Reduce the material below to its lines containing "settings".

__INPUT FOR THIS TASK__.
_ _ _ _ _ _ _

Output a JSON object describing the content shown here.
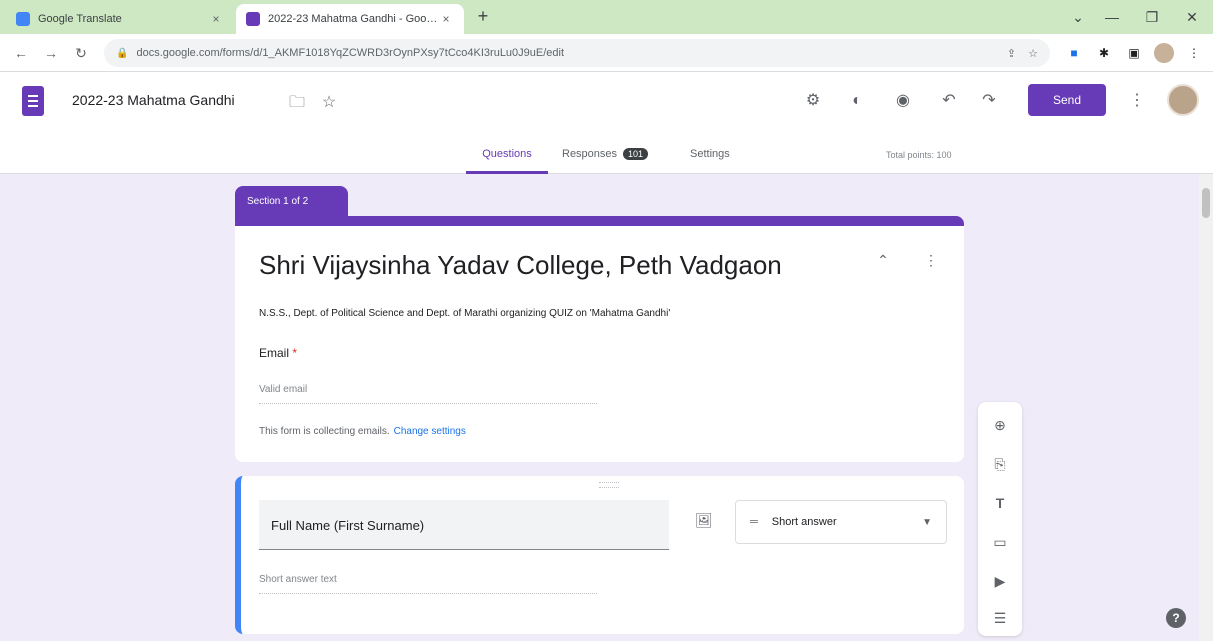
{
  "browser": {
    "tabs": [
      {
        "title": "Google Translate",
        "close": "×"
      },
      {
        "title": "2022-23 Mahatma Gandhi - Google Forms",
        "close": "×"
      }
    ],
    "new_tab": "+",
    "window_controls": {
      "minimize": "—",
      "restore": "❐",
      "close": "✕"
    },
    "url": "docs.google.com/forms/d/1_AKMF1018YqZCWRD3rOynPXsy7tCco4KI3ruLu0J9uE/edit"
  },
  "form_header": {
    "title": "2022-23 Mahatma Gandhi",
    "send_label": "Send"
  },
  "nav_tabs": {
    "questions": "Questions",
    "responses": "Responses",
    "responses_count": "101",
    "settings": "Settings",
    "total_points": "Total points: 100"
  },
  "section": {
    "label": "Section 1 of 2",
    "form_title": "Shri Vijaysinha Yadav College, Peth Vadgaon",
    "description": "N.S.S., Dept. of Political Science and Dept. of Marathi organizing QUIZ on 'Mahatma Gandhi'",
    "email_label": "Email",
    "email_required": "*",
    "email_placeholder": "Valid email",
    "collecting_text": "This form is collecting emails.",
    "change_settings": "Change settings"
  },
  "question": {
    "title": "Full Name (First Surname)",
    "type_label": "Short answer",
    "answer_placeholder": "Short answer text"
  },
  "colors": {
    "accent": "#673ab7",
    "background": "#f0ebf8",
    "focus_bar": "#4285f4"
  }
}
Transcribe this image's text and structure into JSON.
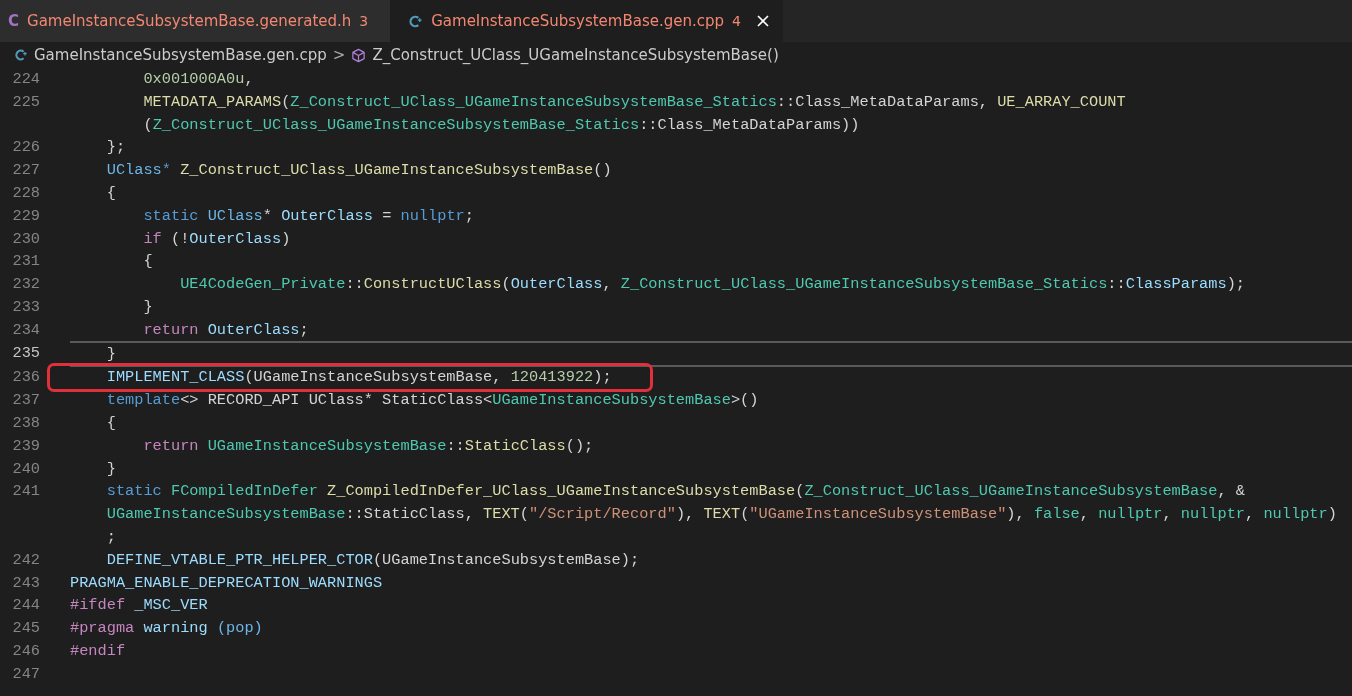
{
  "tabs": [
    {
      "kind": "c",
      "icon_glyph": "C",
      "label": "GameInstanceSubsystemBase.generated.h",
      "count": "3",
      "selected": false
    },
    {
      "kind": "cpp",
      "label": "GameInstanceSubsystemBase.gen.cpp",
      "count": "4",
      "selected": true
    }
  ],
  "breadcrumb": {
    "file": "GameInstanceSubsystemBase.gen.cpp",
    "separator": ">",
    "symbol": "Z_Construct_UClass_UGameInstanceSubsystemBase()"
  },
  "lines": [
    {
      "number": "224",
      "current": false,
      "rows": [
        {
          "spans": [
            {
              "text": "        0x001000A0u",
              "kind": "num"
            },
            {
              "text": ",",
              "kind": "p"
            }
          ]
        }
      ]
    },
    {
      "number": "225",
      "current": false,
      "rows": [
        {
          "spans": [
            {
              "text": "        METADATA_PARAMS",
              "kind": "fn"
            },
            {
              "text": "(",
              "kind": "p"
            },
            {
              "text": "Z_Construct_UClass_UGameInstanceSubsystemBase_Statics",
              "kind": "type"
            },
            {
              "text": "::Class_MetaDataParams,",
              "kind": "p"
            },
            {
              "text": " UE_ARRAY_COUNT",
              "kind": "fn"
            }
          ]
        },
        {
          "spans": [
            {
              "text": "        (",
              "kind": "p"
            },
            {
              "text": "Z_Construct_UClass_UGameInstanceSubsystemBase_Statics",
              "kind": "type"
            },
            {
              "text": "::Class_MetaDataParams))",
              "kind": "p"
            }
          ]
        }
      ]
    },
    {
      "number": "226",
      "current": false,
      "rows": [
        {
          "spans": [
            {
              "text": "    };",
              "kind": "p"
            }
          ]
        }
      ]
    },
    {
      "number": "227",
      "current": false,
      "rows": [
        {
          "spans": [
            {
              "text": "    UClass",
              "kind": "cls"
            },
            {
              "text": "*",
              "kind": "kw"
            },
            {
              "text": " Z_Construct_UClass_UGameInstanceSubsystemBase",
              "kind": "fn"
            },
            {
              "text": "()",
              "kind": "p"
            }
          ]
        }
      ]
    },
    {
      "number": "228",
      "current": false,
      "rows": [
        {
          "spans": [
            {
              "text": "    {",
              "kind": "p"
            }
          ]
        }
      ]
    },
    {
      "number": "229",
      "current": false,
      "rows": [
        {
          "spans": [
            {
              "text": "        static",
              "kind": "kw"
            },
            {
              "text": " UClass",
              "kind": "cls"
            },
            {
              "text": "*",
              "kind": "p"
            },
            {
              "text": " OuterClass",
              "kind": "var"
            },
            {
              "text": " =",
              "kind": "p"
            },
            {
              "text": " nullptr",
              "kind": "kw"
            },
            {
              "text": ";",
              "kind": "p"
            }
          ]
        }
      ]
    },
    {
      "number": "230",
      "current": false,
      "rows": [
        {
          "spans": [
            {
              "text": "        if",
              "kind": "ctrl"
            },
            {
              "text": " (!",
              "kind": "p"
            },
            {
              "text": "OuterClass",
              "kind": "var"
            },
            {
              "text": ")",
              "kind": "p"
            }
          ]
        }
      ]
    },
    {
      "number": "231",
      "current": false,
      "rows": [
        {
          "spans": [
            {
              "text": "        {",
              "kind": "p"
            }
          ]
        }
      ]
    },
    {
      "number": "232",
      "current": false,
      "rows": [
        {
          "spans": [
            {
              "text": "            UE4CodeGen_Private",
              "kind": "type"
            },
            {
              "text": "::",
              "kind": "p"
            },
            {
              "text": "ConstructUClass",
              "kind": "fn"
            },
            {
              "text": "(",
              "kind": "p"
            },
            {
              "text": "OuterClass",
              "kind": "var"
            },
            {
              "text": ",",
              "kind": "p"
            },
            {
              "text": " Z_Construct_UClass_UGameInstanceSubsystemBase_Statics",
              "kind": "type"
            },
            {
              "text": "::",
              "kind": "p"
            },
            {
              "text": "ClassParams",
              "kind": "var"
            },
            {
              "text": ");",
              "kind": "p"
            }
          ]
        }
      ]
    },
    {
      "number": "233",
      "current": false,
      "rows": [
        {
          "spans": [
            {
              "text": "        }",
              "kind": "p"
            }
          ]
        }
      ]
    },
    {
      "number": "234",
      "current": false,
      "rows": [
        {
          "spans": [
            {
              "text": "        return",
              "kind": "ctrl"
            },
            {
              "text": " OuterClass",
              "kind": "var"
            },
            {
              "text": ";",
              "kind": "p"
            }
          ]
        }
      ]
    },
    {
      "number": "235",
      "current": true,
      "rows": [
        {
          "spans": [
            {
              "text": "    }",
              "kind": "p"
            }
          ]
        }
      ]
    },
    {
      "number": "236",
      "current": false,
      "highlighted": true,
      "rows": [
        {
          "spans": [
            {
              "text": "    IMPLEMENT_CLASS",
              "kind": "var"
            },
            {
              "text": "(UGameInstanceSubsystemBase,",
              "kind": "p"
            },
            {
              "text": " 120413922",
              "kind": "num"
            },
            {
              "text": ");",
              "kind": "p"
            }
          ]
        }
      ]
    },
    {
      "number": "237",
      "current": false,
      "rows": [
        {
          "spans": [
            {
              "text": "    template",
              "kind": "kw"
            },
            {
              "text": "<> RECORD_API UClass* StaticClass<",
              "kind": "p"
            },
            {
              "text": "UGameInstanceSubsystemBase",
              "kind": "type"
            },
            {
              "text": ">()",
              "kind": "p"
            }
          ]
        }
      ]
    },
    {
      "number": "238",
      "current": false,
      "rows": [
        {
          "spans": [
            {
              "text": "    {",
              "kind": "p"
            }
          ]
        }
      ]
    },
    {
      "number": "239",
      "current": false,
      "rows": [
        {
          "spans": [
            {
              "text": "        return",
              "kind": "ctrl"
            },
            {
              "text": " UGameInstanceSubsystemBase",
              "kind": "type"
            },
            {
              "text": "::",
              "kind": "p"
            },
            {
              "text": "StaticClass",
              "kind": "fn"
            },
            {
              "text": "();",
              "kind": "p"
            }
          ]
        }
      ]
    },
    {
      "number": "240",
      "current": false,
      "rows": [
        {
          "spans": [
            {
              "text": "    }",
              "kind": "p"
            }
          ]
        }
      ]
    },
    {
      "number": "241",
      "current": false,
      "rows": [
        {
          "spans": [
            {
              "text": "    static",
              "kind": "kw"
            },
            {
              "text": " FCompiledInDefer",
              "kind": "type"
            },
            {
              "text": " Z_CompiledInDefer_UClass_UGameInstanceSubsystemBase",
              "kind": "fn"
            },
            {
              "text": "(",
              "kind": "p"
            },
            {
              "text": "Z_Construct_UClass_UGameInstanceSubsystemBase",
              "kind": "type"
            },
            {
              "text": ", &",
              "kind": "p"
            }
          ]
        },
        {
          "spans": [
            {
              "text": "    UGameInstanceSubsystemBase",
              "kind": "type"
            },
            {
              "text": "::StaticClass,",
              "kind": "p"
            },
            {
              "text": " TEXT",
              "kind": "fn"
            },
            {
              "text": "(",
              "kind": "p"
            },
            {
              "text": "\"/Script/Record\"",
              "kind": "str"
            },
            {
              "text": "),",
              "kind": "p"
            },
            {
              "text": " TEXT",
              "kind": "fn"
            },
            {
              "text": "(",
              "kind": "p"
            },
            {
              "text": "\"UGameInstanceSubsystemBase\"",
              "kind": "str"
            },
            {
              "text": "),",
              "kind": "p"
            },
            {
              "text": " false",
              "kind": "type"
            },
            {
              "text": ",",
              "kind": "p"
            },
            {
              "text": " nullptr",
              "kind": "type"
            },
            {
              "text": ",",
              "kind": "p"
            },
            {
              "text": " nullptr",
              "kind": "type"
            },
            {
              "text": ",",
              "kind": "p"
            },
            {
              "text": " nullptr",
              "kind": "type"
            },
            {
              "text": ")",
              "kind": "p"
            }
          ]
        },
        {
          "spans": [
            {
              "text": "    ;",
              "kind": "p"
            }
          ]
        }
      ]
    },
    {
      "number": "242",
      "current": false,
      "rows": [
        {
          "spans": [
            {
              "text": "    DEFINE_VTABLE_PTR_HELPER_CTOR",
              "kind": "var"
            },
            {
              "text": "(UGameInstanceSubsystemBase);",
              "kind": "p"
            }
          ]
        }
      ]
    },
    {
      "number": "243",
      "current": false,
      "rows": [
        {
          "spans": [
            {
              "text": "PRAGMA_ENABLE_DEPRECATION_WARNINGS",
              "kind": "var"
            }
          ]
        }
      ]
    },
    {
      "number": "244",
      "current": false,
      "rows": [
        {
          "spans": [
            {
              "text": "#ifdef",
              "kind": "ctrl"
            },
            {
              "text": " _MSC_VER",
              "kind": "var"
            }
          ]
        }
      ]
    },
    {
      "number": "245",
      "current": false,
      "rows": [
        {
          "spans": [
            {
              "text": "#pragma",
              "kind": "ctrl"
            },
            {
              "text": " warning",
              "kind": "var"
            },
            {
              "text": " (pop)",
              "kind": "cls"
            }
          ]
        }
      ]
    },
    {
      "number": "246",
      "current": false,
      "rows": [
        {
          "spans": [
            {
              "text": "#endif",
              "kind": "ctrl"
            }
          ]
        }
      ]
    },
    {
      "number": "247"
    }
  ]
}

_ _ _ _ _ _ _

__EXERCISE RESULT__.
    "settings": "Settings",
    "change_settings": "Change settings"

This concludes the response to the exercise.